Sarah Huckabee Sanders just told a whopper in defense of the GOP’s attempt the suppress the minority vote.
USA Today reports:
The Commerce Department is reinstating a citizenship question to the 2020 Census for the first time in decades, a move that some arguewill lead to an undercount of minorities living in the United States. The U.S. Census Bureau counts the total number of people in the country — not the total number of citizens — every 10 years. Though it usually doesn’t ask about a person’s citizenship status, the Justice Department asked the agency late last year to include the question. It is the first time the government has done that in 70 years.
The Census count is used to redraw congressional districts, so it can affect the makeup of Congress, and to determine where federal, state and local funds will be used to build new schools, roads, health care facilities, child-care centers and senior centers. It also forms the basis of countless government and academic studies that drive public policy decisions and legislation from Washington, D.C., to statehouses and city halls.
Sarah Sanders said repeatedly today that every census since 1965 has included Q about immigration status, except 2010. That is false. The question hasn’t been asked in a full census since 1950 out of fears of squirreling the results. For more: https://t.co/EFYI4JmTg3
— Cathleen Decker (@cathleendecker) March 27, 2018
White House on Census: “This was a question that was included in the U.S. Census since 1965 with the exception of 2010 when it was removed.”
Wrong.
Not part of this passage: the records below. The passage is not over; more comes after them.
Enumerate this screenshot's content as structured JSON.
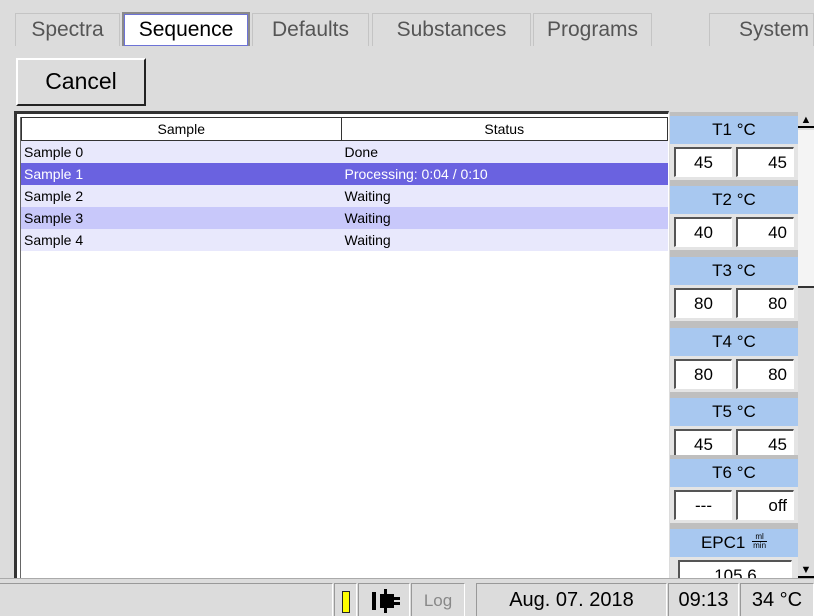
{
  "tabs": [
    {
      "label": "Spectra",
      "active": false
    },
    {
      "label": "Sequence",
      "active": true
    },
    {
      "label": "Defaults",
      "active": false
    },
    {
      "label": "Substances",
      "active": false
    },
    {
      "label": "Programs",
      "active": false
    },
    {
      "label": "System",
      "active": false
    }
  ],
  "toolbar": {
    "cancel_label": "Cancel"
  },
  "table": {
    "columns": [
      "Sample",
      "Status"
    ],
    "rows": [
      {
        "sample": "Sample 0",
        "status": "Done",
        "state": "light"
      },
      {
        "sample": "Sample 1",
        "status": "Processing: 0:04 / 0:10",
        "state": "selected"
      },
      {
        "sample": "Sample 2",
        "status": "Waiting",
        "state": "light"
      },
      {
        "sample": "Sample 3",
        "status": "Waiting",
        "state": "medium"
      },
      {
        "sample": "Sample 4",
        "status": "Waiting",
        "state": "light"
      }
    ]
  },
  "panel": {
    "groups": [
      {
        "label": "T1 °C",
        "value1": "45",
        "value2": "45"
      },
      {
        "label": "T2 °C",
        "value1": "40",
        "value2": "40"
      },
      {
        "label": "T3 °C",
        "value1": "80",
        "value2": "80"
      },
      {
        "label": "T4 °C",
        "value1": "80",
        "value2": "80"
      },
      {
        "label": "T5 °C",
        "value1": "45",
        "value2": "45"
      },
      {
        "label": "T6 °C",
        "value1": "---",
        "value2": "off"
      },
      {
        "label": "EPC1",
        "unit_num": "ml",
        "unit_den": "min",
        "value1": "105.6"
      }
    ]
  },
  "statusbar": {
    "log_label": "Log",
    "date": "Aug. 07. 2018",
    "time": "09:13",
    "temperature": "34 °C",
    "indicator_color": "#ffff00"
  },
  "icons": {
    "plug": "plug-icon",
    "indicator": "level-indicator-icon"
  },
  "colors": {
    "selected_row": "#6a62e0",
    "light_row": "#e8e8fc",
    "medium_row": "#c8c8fa",
    "panel_header": "#a8c8f0"
  }
}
Sample American Community Surveys have included it, but it hasn’t been on the full form census since 1952. pic.twitter.com/pEuGSF8rco
— Christina Wilkie (@christinawilkie) March 27, 2018
Sanders says a citizenship question has been on every census since 1965.
— Kyle Griffin (@kylegriffin1) March 27, 2018
RE: the Census, @PressSec says citizenship has been asked every year since 1965 except 2010. But she is referring to the smaller American Community Survey, which isn’t used to determine congressional representation. It’s been 50 years since main Census asked about citizenship.
— Tamara Keith (@tamarakeithNPR) March 27, 2018